<<<<
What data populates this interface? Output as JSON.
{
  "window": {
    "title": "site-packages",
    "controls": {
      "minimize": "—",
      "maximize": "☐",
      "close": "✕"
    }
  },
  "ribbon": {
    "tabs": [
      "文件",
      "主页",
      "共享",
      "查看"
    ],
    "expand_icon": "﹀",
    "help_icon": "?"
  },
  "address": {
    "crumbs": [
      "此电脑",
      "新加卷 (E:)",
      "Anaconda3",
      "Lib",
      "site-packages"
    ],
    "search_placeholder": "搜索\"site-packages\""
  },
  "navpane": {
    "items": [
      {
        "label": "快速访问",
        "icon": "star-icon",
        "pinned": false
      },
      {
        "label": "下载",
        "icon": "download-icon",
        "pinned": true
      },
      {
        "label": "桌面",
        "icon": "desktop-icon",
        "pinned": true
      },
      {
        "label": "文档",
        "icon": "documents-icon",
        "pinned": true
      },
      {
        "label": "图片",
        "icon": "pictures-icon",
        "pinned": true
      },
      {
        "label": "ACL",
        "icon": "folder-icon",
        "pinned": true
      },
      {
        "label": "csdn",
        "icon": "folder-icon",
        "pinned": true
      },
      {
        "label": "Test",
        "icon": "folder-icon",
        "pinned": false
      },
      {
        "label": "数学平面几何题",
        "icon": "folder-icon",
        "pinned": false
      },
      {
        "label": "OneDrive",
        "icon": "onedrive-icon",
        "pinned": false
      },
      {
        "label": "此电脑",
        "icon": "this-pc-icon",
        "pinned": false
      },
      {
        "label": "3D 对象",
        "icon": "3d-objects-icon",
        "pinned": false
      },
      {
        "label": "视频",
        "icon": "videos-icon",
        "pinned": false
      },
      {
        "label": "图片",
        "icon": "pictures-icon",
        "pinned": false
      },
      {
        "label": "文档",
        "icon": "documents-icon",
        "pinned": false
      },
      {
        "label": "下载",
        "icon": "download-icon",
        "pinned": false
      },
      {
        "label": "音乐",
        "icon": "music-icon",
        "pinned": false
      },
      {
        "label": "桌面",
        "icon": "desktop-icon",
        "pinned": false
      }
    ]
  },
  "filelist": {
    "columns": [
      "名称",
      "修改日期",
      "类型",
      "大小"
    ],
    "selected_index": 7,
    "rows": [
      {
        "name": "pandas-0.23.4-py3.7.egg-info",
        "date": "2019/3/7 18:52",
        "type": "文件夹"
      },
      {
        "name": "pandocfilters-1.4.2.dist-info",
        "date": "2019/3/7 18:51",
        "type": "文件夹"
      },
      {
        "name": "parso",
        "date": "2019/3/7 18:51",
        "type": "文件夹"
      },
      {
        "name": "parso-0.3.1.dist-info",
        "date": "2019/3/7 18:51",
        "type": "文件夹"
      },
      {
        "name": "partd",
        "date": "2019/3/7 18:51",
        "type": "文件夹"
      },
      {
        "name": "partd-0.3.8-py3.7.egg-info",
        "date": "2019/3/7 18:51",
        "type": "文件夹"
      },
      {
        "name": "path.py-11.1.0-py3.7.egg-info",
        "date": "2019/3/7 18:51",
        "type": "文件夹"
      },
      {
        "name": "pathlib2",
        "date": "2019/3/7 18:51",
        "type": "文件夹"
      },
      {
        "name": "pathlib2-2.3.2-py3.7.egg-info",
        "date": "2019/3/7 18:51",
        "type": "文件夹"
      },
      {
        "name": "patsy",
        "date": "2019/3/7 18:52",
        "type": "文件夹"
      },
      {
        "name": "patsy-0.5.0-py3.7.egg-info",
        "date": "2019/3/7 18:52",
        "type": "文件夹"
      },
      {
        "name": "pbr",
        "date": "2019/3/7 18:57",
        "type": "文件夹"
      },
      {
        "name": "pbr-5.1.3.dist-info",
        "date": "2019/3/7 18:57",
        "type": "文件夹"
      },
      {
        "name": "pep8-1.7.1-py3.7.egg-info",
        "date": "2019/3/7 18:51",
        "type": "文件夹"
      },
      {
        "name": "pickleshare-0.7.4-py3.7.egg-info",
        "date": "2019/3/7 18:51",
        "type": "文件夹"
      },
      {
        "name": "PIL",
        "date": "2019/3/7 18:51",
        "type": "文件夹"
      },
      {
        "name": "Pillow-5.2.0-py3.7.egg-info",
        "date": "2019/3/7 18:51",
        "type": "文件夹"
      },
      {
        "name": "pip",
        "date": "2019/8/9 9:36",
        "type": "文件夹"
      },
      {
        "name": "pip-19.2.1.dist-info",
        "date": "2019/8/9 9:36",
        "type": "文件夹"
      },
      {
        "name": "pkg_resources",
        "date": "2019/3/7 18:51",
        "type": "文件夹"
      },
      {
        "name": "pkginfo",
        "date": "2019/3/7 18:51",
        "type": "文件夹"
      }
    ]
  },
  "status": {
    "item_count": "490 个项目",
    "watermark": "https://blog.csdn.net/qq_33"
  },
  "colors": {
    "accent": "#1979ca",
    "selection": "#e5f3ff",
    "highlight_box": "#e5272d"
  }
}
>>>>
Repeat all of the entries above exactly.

The completed task>
What data populates this interface? Output as JSON.
{
  "window": {
    "title": "site-packages",
    "controls": {
      "minimize": "—",
      "maximize": "☐",
      "close": "✕"
    }
  },
  "ribbon": {
    "tabs": [
      "文件",
      "主页",
      "共享",
      "查看"
    ],
    "expand_icon": "﹀",
    "help_icon": "?"
  },
  "address": {
    "crumbs": [
      "此电脑",
      "新加卷 (E:)",
      "Anaconda3",
      "Lib",
      "site-packages"
    ],
    "search_placeholder": "搜索\"site-packages\""
  },
  "navpane": {
    "items": [
      {
        "label": "快速访问",
        "icon": "star-icon",
        "pinned": false
      },
      {
        "label": "下载",
        "icon": "download-icon",
        "pinned": true
      },
      {
        "label": "桌面",
        "icon": "desktop-icon",
        "pinned": true
      },
      {
        "label": "文档",
        "icon": "documents-icon",
        "pinned": true
      },
      {
        "label": "图片",
        "icon": "pictures-icon",
        "pinned": true
      },
      {
        "label": "ACL",
        "icon": "folder-icon",
        "pinned": true
      },
      {
        "label": "csdn",
        "icon": "folder-icon",
        "pinned": true
      },
      {
        "label": "Test",
        "icon": "folder-icon",
        "pinned": false
      },
      {
        "label": "数学平面几何题",
        "icon": "folder-icon",
        "pinned": false
      },
      {
        "label": "OneDrive",
        "icon": "onedrive-icon",
        "pinned": false
      },
      {
        "label": "此电脑",
        "icon": "this-pc-icon",
        "pinned": false
      },
      {
        "label": "3D 对象",
        "icon": "3d-objects-icon",
        "pinned": false
      },
      {
        "label": "视频",
        "icon": "videos-icon",
        "pinned": false
      },
      {
        "label": "图片",
        "icon": "pictures-icon",
        "pinned": false
      },
      {
        "label": "文档",
        "icon": "documents-icon",
        "pinned": false
      },
      {
        "label": "下载",
        "icon": "download-icon",
        "pinned": false
      },
      {
        "label": "音乐",
        "icon": "music-icon",
        "pinned": false
      },
      {
        "label": "桌面",
        "icon": "desktop-icon",
        "pinned": false
      }
    ]
  },
  "filelist": {
    "columns": [
      "名称",
      "修改日期",
      "类型",
      "大小"
    ],
    "selected_index": 7,
    "rows": [
      {
        "name": "pandas-0.23.4-py3.7.egg-info",
        "date": "2019/3/7 18:52",
        "type": "文件夹"
      },
      {
        "name": "pandocfilters-1.4.2.dist-info",
        "date": "2019/3/7 18:51",
        "type": "文件夹"
      },
      {
        "name": "parso",
        "date": "2019/3/7 18:51",
        "type": "文件夹"
      },
      {
        "name": "parso-0.3.1.dist-info",
        "date": "2019/3/7 18:51",
        "type": "文件夹"
      },
      {
        "name": "partd",
        "date": "2019/3/7 18:51",
        "type": "文件夹"
      },
      {
        "name": "partd-0.3.8-py3.7.egg-info",
        "date": "2019/3/7 18:51",
        "type": "文件夹"
      },
      {
        "name": "path.py-11.1.0-py3.7.egg-info",
        "date": "2019/3/7 18:51",
        "type": "文件夹"
      },
      {
        "name": "pathlib2",
        "date": "2019/3/7 18:51",
        "type": "文件夹"
      },
      {
        "name": "pathlib2-2.3.2-py3.7.egg-info",
        "date": "2019/3/7 18:51",
        "type": "文件夹"
      },
      {
        "name": "patsy",
        "date": "2019/3/7 18:52",
        "type": "文件夹"
      },
      {
        "name": "patsy-0.5.0-py3.7.egg-info",
        "date": "2019/3/7 18:52",
        "type": "文件夹"
      },
      {
        "name": "pbr",
        "date": "2019/3/7 18:57",
        "type": "文件夹"
      },
      {
        "name": "pbr-5.1.3.dist-info",
        "date": "2019/3/7 18:57",
        "type": "文件夹"
      },
      {
        "name": "pep8-1.7.1-py3.7.egg-info",
        "date": "2019/3/7 18:51",
        "type": "文件夹"
      },
      {
        "name": "pickleshare-0.7.4-py3.7.egg-info",
        "date": "2019/3/7 18:51",
        "type": "文件夹"
      },
      {
        "name": "PIL",
        "date": "2019/3/7 18:51",
        "type": "文件夹"
      },
      {
        "name": "Pillow-5.2.0-py3.7.egg-info",
        "date": "2019/3/7 18:51",
        "type": "文件夹"
      },
      {
        "name": "pip",
        "date": "2019/8/9 9:36",
        "type": "文件夹"
      },
      {
        "name": "pip-19.2.1.dist-info",
        "date": "2019/8/9 9:36",
        "type": "文件夹"
      },
      {
        "name": "pkg_resources",
        "date": "2019/3/7 18:51",
        "type": "文件夹"
      },
      {
        "name": "pkginfo",
        "date": "2019/3/7 18:51",
        "type": "文件夹"
      }
    ]
  },
  "status": {
    "item_count": "490 个项目",
    "watermark": "https://blog.csdn.net/qq_33"
  },
  "colors": {
    "accent": "#1979ca",
    "selection": "#e5f3ff",
    "highlight_box": "#e5272d"
  }
}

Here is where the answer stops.